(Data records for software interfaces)
= Beginning of Section =

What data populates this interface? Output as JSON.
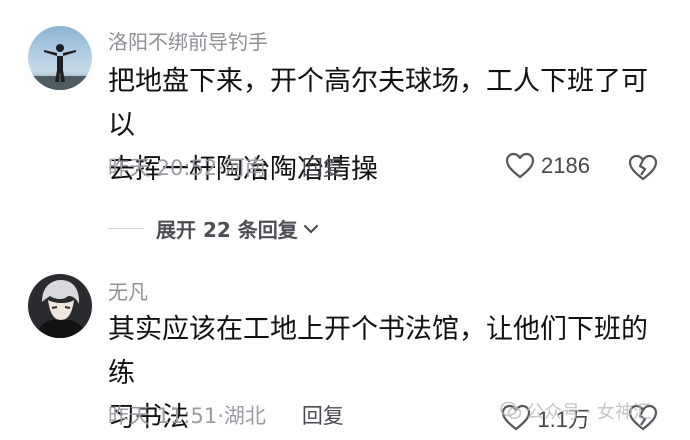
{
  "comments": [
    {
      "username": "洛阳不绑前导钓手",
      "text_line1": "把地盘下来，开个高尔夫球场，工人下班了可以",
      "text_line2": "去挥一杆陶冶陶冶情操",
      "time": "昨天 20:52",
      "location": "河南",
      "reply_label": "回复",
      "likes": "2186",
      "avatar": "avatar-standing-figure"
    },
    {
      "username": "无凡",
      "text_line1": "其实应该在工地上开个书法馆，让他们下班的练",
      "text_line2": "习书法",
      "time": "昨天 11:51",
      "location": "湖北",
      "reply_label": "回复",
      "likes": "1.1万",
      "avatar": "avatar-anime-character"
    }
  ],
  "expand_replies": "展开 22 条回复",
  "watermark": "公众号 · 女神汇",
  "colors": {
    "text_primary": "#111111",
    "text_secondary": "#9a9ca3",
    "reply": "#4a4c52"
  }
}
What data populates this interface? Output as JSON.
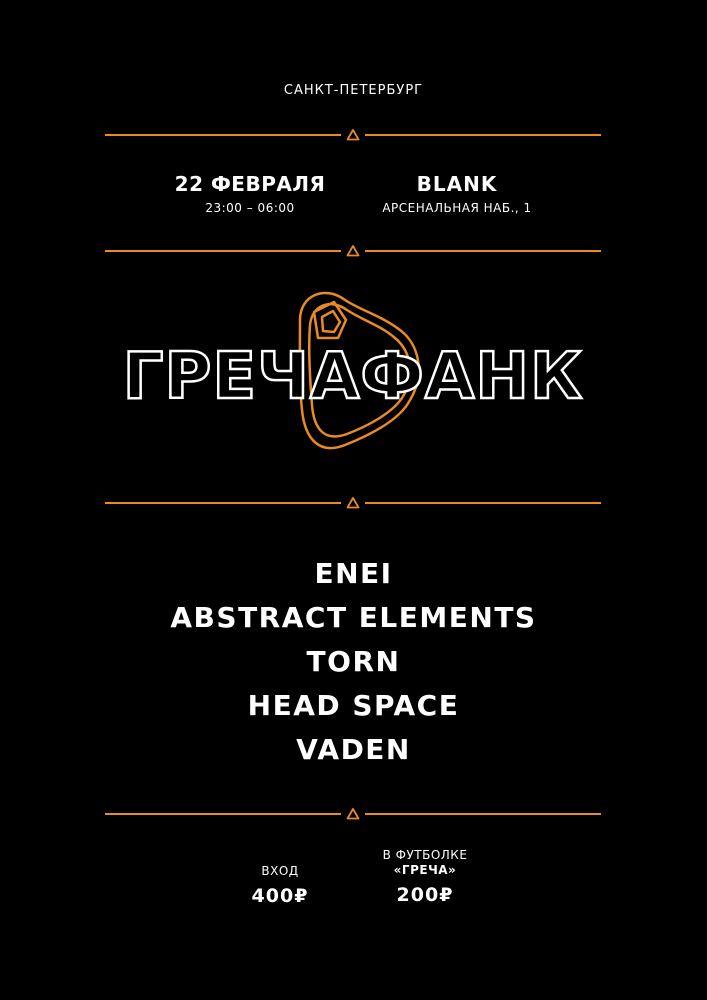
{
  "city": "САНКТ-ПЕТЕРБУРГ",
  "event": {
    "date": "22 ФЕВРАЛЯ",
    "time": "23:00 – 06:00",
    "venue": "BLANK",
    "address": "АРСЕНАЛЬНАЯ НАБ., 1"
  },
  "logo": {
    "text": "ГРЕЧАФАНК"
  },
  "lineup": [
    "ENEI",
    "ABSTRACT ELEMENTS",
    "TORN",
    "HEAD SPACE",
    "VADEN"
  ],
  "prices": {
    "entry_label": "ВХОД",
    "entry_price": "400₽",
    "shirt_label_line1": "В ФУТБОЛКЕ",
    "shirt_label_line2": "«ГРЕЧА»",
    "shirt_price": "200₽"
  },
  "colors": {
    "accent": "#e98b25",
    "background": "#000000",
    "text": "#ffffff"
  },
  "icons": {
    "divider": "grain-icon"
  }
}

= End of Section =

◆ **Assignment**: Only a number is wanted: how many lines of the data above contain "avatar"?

◆ **Answer for the task**: 2